Contact:  Miriam Nisbet (202-628-8410)

Association of Academic Health Sciences Libraries

The Association of Academic Health Sciences Libraries (AAHSL) is composed of the directors of libraries of 142 accredited U. S. and Canadian medical schools belonging to or affiliated with the Association of American Medical Colleges. AAHSL's goals are to promote excellence in academic health science libraries and to ensure that the next generation of health practitioners is trained in information seeking skills that enhance the quality of health care delivery, education, and research. The Association influences legislation and policies beneficial to the common good of academic health sciences centers and their libraries, including opportunities related to open access and new models of scholarly communication.

Contact: Mary Ryan (501-686-6730)

Association of College & Research Libraries

The Association of College and Research Libraries (ACRL), a division of the American Library Association, represents more than 13,000 academic and research librarians and interested individuals. ACRL is the only individual membership organization in North America that develops programs, products and services to meet the unique needs of academic and research librarians. Its initiatives enable the higher education community to understand the role that academic and research libraries play in the teaching, learning and research environments.

Contact: Kara Malenfant (312-280-2510)

Association of Research Libraries

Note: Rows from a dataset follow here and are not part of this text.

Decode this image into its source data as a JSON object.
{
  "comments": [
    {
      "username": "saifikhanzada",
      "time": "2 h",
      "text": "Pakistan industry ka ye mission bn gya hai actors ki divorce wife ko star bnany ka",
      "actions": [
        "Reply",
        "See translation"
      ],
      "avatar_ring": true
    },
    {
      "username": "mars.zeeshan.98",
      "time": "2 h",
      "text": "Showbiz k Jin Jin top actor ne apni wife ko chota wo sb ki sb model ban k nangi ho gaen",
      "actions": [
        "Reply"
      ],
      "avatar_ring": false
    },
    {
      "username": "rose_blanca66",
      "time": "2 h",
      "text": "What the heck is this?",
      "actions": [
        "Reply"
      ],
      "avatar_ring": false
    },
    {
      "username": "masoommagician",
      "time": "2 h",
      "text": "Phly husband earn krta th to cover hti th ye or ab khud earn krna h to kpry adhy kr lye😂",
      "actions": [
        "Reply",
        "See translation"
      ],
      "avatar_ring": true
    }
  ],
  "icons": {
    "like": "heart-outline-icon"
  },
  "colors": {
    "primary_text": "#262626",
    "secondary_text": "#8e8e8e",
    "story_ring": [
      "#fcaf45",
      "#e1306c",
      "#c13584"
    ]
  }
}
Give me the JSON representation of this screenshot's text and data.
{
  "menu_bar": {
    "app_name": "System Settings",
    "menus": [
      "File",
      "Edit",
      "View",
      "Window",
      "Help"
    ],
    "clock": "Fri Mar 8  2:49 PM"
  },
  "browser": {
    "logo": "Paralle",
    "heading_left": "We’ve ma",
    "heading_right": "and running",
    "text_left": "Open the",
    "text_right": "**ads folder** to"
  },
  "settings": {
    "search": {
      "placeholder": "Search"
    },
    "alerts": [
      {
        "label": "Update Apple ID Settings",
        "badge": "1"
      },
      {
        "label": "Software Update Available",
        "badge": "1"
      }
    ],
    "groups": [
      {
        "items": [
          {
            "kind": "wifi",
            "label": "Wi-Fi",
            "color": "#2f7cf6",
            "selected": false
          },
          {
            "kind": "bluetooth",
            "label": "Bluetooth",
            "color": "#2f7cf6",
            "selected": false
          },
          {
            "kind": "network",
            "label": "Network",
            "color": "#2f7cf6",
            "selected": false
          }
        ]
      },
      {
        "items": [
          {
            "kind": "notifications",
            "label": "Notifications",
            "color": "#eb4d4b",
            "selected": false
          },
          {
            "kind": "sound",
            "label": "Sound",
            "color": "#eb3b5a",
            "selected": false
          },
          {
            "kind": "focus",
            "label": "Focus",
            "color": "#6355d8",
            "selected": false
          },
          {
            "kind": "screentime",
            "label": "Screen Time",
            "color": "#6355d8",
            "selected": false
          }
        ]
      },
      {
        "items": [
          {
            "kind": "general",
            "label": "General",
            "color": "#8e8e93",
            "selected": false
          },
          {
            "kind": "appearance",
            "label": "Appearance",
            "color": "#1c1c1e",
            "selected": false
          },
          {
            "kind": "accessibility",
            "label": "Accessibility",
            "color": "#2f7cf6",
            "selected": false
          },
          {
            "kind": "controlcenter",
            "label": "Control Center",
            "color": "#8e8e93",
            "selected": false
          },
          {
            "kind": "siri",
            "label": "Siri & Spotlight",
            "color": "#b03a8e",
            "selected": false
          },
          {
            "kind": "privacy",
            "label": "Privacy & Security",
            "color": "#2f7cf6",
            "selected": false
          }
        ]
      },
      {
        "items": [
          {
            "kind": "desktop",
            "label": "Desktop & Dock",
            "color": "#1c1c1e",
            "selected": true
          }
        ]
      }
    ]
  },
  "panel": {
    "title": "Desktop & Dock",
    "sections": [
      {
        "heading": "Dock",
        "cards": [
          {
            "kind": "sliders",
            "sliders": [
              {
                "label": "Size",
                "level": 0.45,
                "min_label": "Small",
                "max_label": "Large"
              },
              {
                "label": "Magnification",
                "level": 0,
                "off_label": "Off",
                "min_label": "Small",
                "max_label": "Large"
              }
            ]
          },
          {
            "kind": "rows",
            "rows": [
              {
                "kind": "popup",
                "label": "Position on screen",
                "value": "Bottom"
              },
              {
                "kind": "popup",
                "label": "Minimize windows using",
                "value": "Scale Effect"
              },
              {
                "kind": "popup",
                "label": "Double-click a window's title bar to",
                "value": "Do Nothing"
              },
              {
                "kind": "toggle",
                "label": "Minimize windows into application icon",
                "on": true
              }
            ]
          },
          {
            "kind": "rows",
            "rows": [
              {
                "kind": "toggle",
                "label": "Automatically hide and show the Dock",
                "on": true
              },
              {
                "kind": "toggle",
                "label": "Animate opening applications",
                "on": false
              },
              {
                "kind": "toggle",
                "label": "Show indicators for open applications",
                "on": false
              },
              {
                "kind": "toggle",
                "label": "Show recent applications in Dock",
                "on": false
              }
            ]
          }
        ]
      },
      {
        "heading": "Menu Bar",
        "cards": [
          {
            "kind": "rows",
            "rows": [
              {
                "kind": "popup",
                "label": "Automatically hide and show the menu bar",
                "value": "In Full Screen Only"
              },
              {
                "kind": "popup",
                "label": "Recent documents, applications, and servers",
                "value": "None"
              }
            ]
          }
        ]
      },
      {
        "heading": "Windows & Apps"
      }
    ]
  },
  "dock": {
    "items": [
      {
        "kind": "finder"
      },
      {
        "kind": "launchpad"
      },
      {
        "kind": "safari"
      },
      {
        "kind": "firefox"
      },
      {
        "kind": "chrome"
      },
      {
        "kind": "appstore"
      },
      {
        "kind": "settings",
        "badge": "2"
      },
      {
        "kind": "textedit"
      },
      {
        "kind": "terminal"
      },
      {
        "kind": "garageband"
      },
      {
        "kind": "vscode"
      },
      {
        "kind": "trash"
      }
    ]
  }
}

The Association of Research Libraries (ARL) is an association of over 120 of the largest research libraries in North America. The member institutions serve over 160,000 faculty researchers and scholars and more than 4 million students in the U.S. and Canada. ARL's mission is to influence the changing environment of scholarly communication and the public policies that affect research libraries and the communities they serve. ARL pursues this mission by advancing the goals of its member research libraries, providing leadership in public and information policy to the scholarly and higher education communities, fostering the exchange of ideas and expertise, and shaping a future environment that leverages its interests with those of allied organizations.

Contact:  Prudence Adler (202-296-2296)

Greater Western Library Alliance

The Greater Western Library Alliance (GWLA) is a consortium of 31 research libraries in 16 states in the greater Midwest and Western U.S. GWLA members share common interests in scholarly communication, resource sharing and staff development projects. GWLA was a founding member of BioOne, an electronic scholarly publishing initiative launched in 2001.

Contact: Adrian Alexander (816-926-8765)

Medical Library Association

MLA is a nonprofit, educational organization with more than 4,500 health sciences information professional members worldwide. Founded in 1898, MLA provides lifelong educational opportunities, supports a knowledge base of health information research, and works with a global network of partners to promote the importance of quality information for improved health to the health care community and the public.

Contact:  Carla Funk (312-419-9094 x.14)

SPARC (Scholarly Publishing & Academic Resources Coalition)

SPARC, the Scholarly Publishing and Academic Resource Coalition, is an international alliance of academic and research libraries and organizations working to correct imbalances in the scholarly publishing system. Developed by ARL, SPARC has over 200 member institutions and affiliates in North America and closely collaborates with SPARC Europe, which represents more than 70 additional institutions in Europe. SPARC's strategies and activities support open access and capitalize on the networked environment to disseminate research more broadly.

Contact: Jennifer Heffelfinger (202-296-2296)

The Special Libraries Association

SLA is a nonprofit global organization for innovative information professionals and their strategic partners.  SLA serves more than 12,000 members in 83 countries in the information profession, including corporate, academic and government information specialists.  SLA promotes and strengthens its members through learning, advocacy and networking initiatives.

Contact:  Doug Newcomb (703-647-4923)